In the 2021 Canadian election, all major federal parties pledged to take action to tackle the dire housing crisis and make home ownership more affordable. Sadly, the dream of home ownership is even further out of reach for many families. We have the worst housing affordability situation in our history.
This is tragic. It is time for the feds to pay the piper.
Production taxes, development charges, provincial and federal sales taxes, and land transfer taxes on new housing are out of control – pushing prices higher for homebuyers. Sadly, federal funding for new housing supply and related public infrastructure that supports growth is also lagging.
It is exceptionally difficult for residential developers and builders in Ontario to build more homes – and for the public to afford them – when the various taxes account for such a large chunk of the cost of a home and the funds are not being properly reinvested into public infrastructure for the future.
The federal government must do its part and begin investing more of the taxation revenue it collects from new home construction into public infrastructure that supports the growth of housing.
A report authored by the Canadian Centre for Economic Analysis (CANCEA) shows that taxes on the purchase of a new home in Ontario accounts for 31 per cent of the price, up from about 24 per cent in 2012. The federal government’s share of those taxes is 39 per cent, yet it only invests 7.1 per cent in public infrastructure.
So, on a home that costs the buyer $940,400, $288,500 is taxation revenue paid to the government. It’s an outrageous situation, especially when we are in such dire need of a new housing supply.
The tax burden on new home construction is two times higher compared to other sectors of the economy. Products and sectors such as cars, electronics and manufacturing are not taxed nearly as much.

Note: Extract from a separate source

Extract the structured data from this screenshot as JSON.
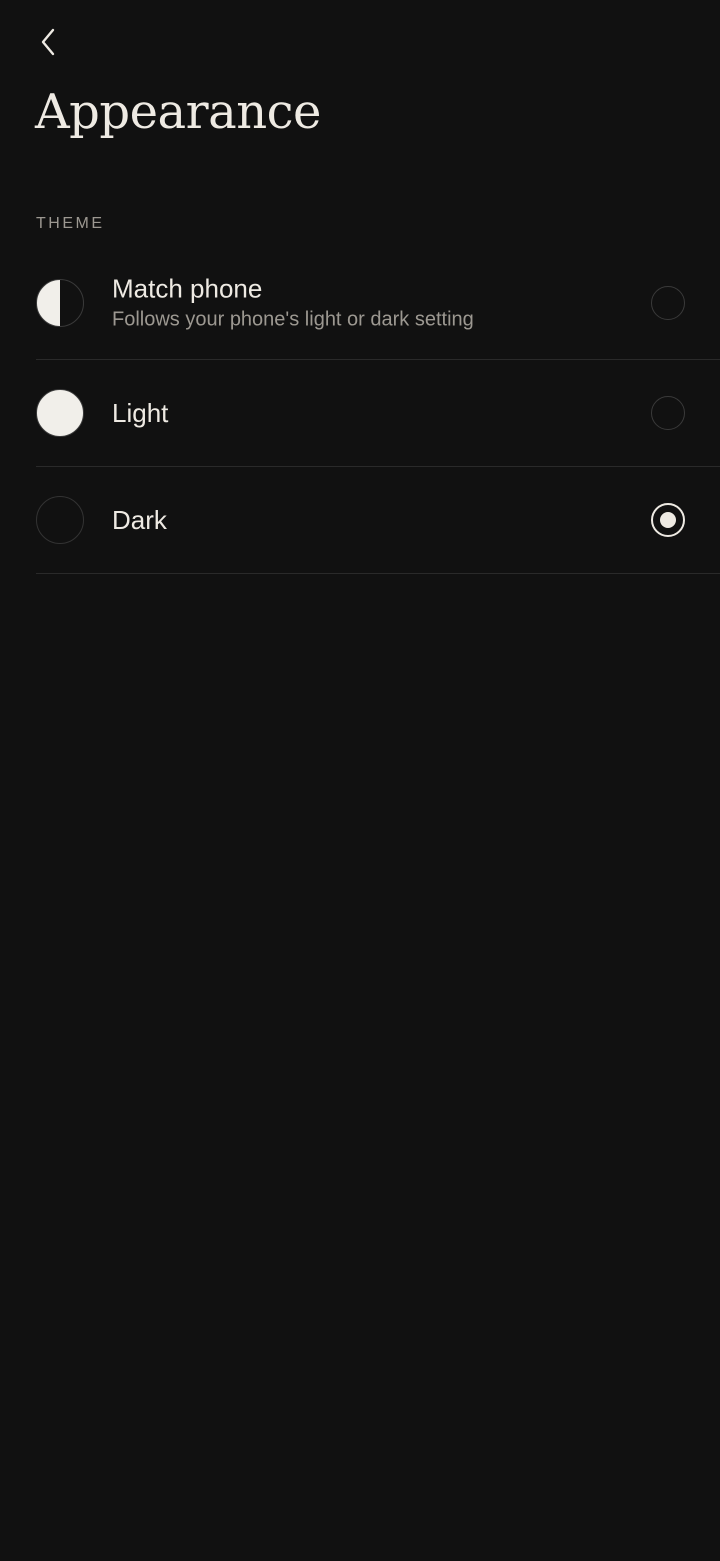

If you walk into a car dealership to buy a new set of wheels, you wouldn’t expect to be taxed at a rate that’s disproportionately higher than the levy imposed on other products and industry sectors, right?
However, a new home in Ontario has a tax burden twice that of the rest of the economy.
While the federal government reaps most of the benefits of growth through the taxation of new homes, the CANCEA report notes it has not been a significant participant in funding public infrastructure investment.
This puts a strain on local governments and impedes construction at a time when immigration is increasing, and more homes are desperately needed. While Ontario’s population has grown by 68 per cent since the 1970s, the number of annual new housing completions has dropped by 23 per cent.
Residential construction of new homes and investments in public infrastructure is critical to the economic growth of Ontario. Yet, the present level of federal investment in public infrastructure is falling far short of what is needed to sustain our communities and contribute to economic growth. The federal government is contributing too little compared to the amount of revenue it generates.
The CANCEA report suggests that public infrastructure investment funding in Ontario required to support growth trends is 30 per cent below what is required.
This ongoing lack of support is one of the reasons we have the worst housing affordability crisis in Ontario’s history.
The level of federal investment in Ontario has not increased in real terms as a percentage of GDP for the past 10 years. Clearly, there is work to be done.
RESCON has called on the feds to ante up more funds for housing and related infrastructure. It is time they complied.
Richard Lyall is president of the Residential Construction Council of Ontario (RESCON). He has represented the building industry in Ontario since 1991. Contact him at email@example.com.